Gather all lines in the entries that include the word "Solutions".

--- ENTRIES SHOWN ---
______________________________
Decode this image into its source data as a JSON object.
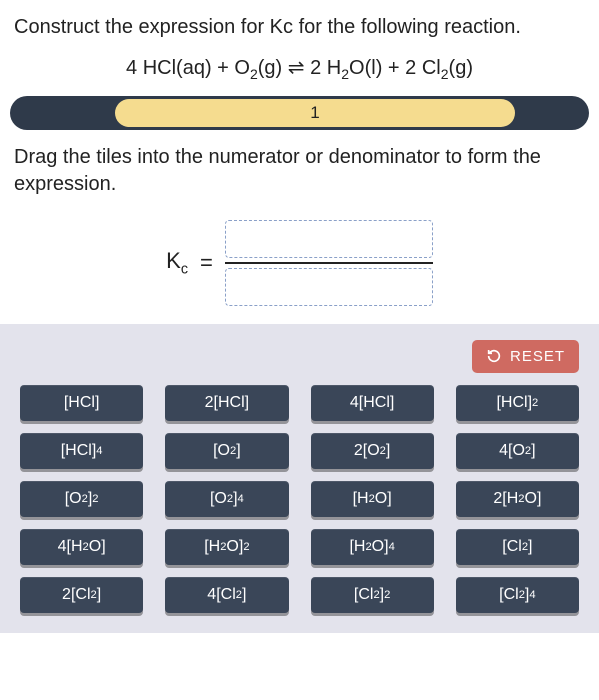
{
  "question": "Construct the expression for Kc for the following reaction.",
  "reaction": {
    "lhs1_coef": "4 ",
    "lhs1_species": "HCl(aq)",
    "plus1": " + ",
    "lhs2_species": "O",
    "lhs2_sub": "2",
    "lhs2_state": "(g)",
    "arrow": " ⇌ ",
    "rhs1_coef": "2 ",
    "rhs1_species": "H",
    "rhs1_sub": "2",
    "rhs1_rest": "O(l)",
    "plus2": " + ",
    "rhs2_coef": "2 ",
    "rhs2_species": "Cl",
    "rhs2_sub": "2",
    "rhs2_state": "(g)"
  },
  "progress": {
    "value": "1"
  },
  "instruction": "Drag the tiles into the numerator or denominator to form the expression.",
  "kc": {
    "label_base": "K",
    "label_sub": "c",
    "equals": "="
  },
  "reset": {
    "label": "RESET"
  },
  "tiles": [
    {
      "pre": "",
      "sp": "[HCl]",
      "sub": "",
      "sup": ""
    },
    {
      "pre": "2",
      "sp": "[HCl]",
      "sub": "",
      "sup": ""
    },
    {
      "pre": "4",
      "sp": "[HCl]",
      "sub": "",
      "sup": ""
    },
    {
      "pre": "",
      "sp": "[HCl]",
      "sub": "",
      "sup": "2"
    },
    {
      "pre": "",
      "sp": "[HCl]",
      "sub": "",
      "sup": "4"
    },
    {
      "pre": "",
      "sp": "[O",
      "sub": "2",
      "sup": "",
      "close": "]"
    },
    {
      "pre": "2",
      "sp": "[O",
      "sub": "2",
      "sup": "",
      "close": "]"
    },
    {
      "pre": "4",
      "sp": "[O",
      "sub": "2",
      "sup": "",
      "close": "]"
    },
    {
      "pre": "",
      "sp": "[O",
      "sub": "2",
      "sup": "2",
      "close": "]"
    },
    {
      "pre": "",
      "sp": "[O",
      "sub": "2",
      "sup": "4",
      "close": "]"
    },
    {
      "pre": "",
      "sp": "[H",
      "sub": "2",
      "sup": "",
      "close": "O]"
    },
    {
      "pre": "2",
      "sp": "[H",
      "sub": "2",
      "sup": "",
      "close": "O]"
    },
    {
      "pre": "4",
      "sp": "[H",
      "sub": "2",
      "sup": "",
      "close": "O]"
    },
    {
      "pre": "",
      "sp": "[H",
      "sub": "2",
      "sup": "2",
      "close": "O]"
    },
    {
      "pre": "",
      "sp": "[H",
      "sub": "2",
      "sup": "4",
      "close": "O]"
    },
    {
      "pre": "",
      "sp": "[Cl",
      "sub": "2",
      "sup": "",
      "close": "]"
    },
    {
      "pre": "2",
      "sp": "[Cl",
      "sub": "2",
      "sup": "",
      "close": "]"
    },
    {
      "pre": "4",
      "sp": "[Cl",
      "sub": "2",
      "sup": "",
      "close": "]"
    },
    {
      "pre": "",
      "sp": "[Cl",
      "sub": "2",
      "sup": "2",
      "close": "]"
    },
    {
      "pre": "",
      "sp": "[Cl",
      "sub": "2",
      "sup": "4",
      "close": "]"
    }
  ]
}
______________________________
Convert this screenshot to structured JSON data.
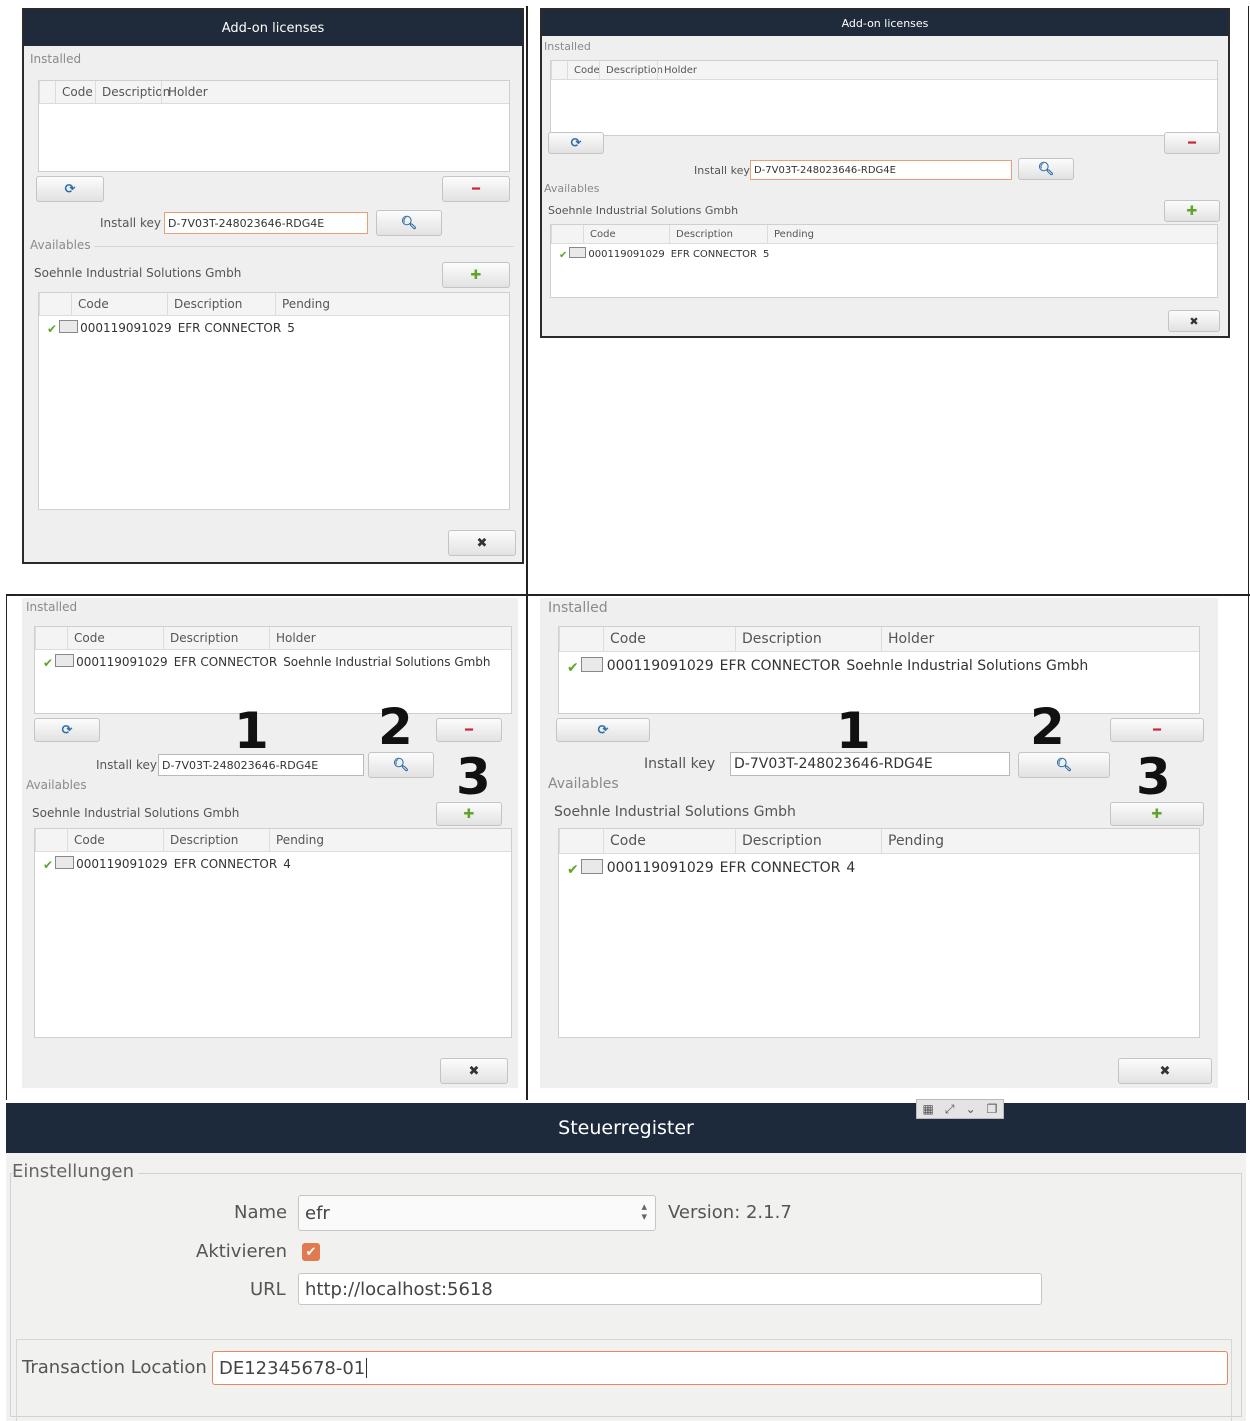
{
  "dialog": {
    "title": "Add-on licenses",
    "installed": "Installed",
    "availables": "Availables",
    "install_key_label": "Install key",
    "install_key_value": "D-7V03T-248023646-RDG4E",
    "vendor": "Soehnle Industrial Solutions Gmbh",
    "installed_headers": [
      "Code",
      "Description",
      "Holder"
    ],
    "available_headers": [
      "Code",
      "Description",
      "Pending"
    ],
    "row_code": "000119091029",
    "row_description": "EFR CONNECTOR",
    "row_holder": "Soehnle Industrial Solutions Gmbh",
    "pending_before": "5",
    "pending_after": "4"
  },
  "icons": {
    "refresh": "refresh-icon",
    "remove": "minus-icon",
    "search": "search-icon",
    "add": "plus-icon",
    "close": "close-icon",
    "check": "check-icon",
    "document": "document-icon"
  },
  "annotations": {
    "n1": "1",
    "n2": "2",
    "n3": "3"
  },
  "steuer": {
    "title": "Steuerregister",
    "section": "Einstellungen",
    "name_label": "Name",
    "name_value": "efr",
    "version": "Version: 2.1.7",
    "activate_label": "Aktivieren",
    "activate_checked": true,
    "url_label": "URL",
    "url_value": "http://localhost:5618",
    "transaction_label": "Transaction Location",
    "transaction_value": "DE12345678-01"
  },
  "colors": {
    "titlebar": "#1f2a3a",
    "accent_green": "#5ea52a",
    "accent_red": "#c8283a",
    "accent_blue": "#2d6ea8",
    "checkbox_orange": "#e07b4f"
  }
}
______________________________
--- WORKED SOLUTION ---
    "vendor": "Soehnle Industrial Solutions Gmbh",
    "row_holder": "Soehnle Industrial Solutions Gmbh",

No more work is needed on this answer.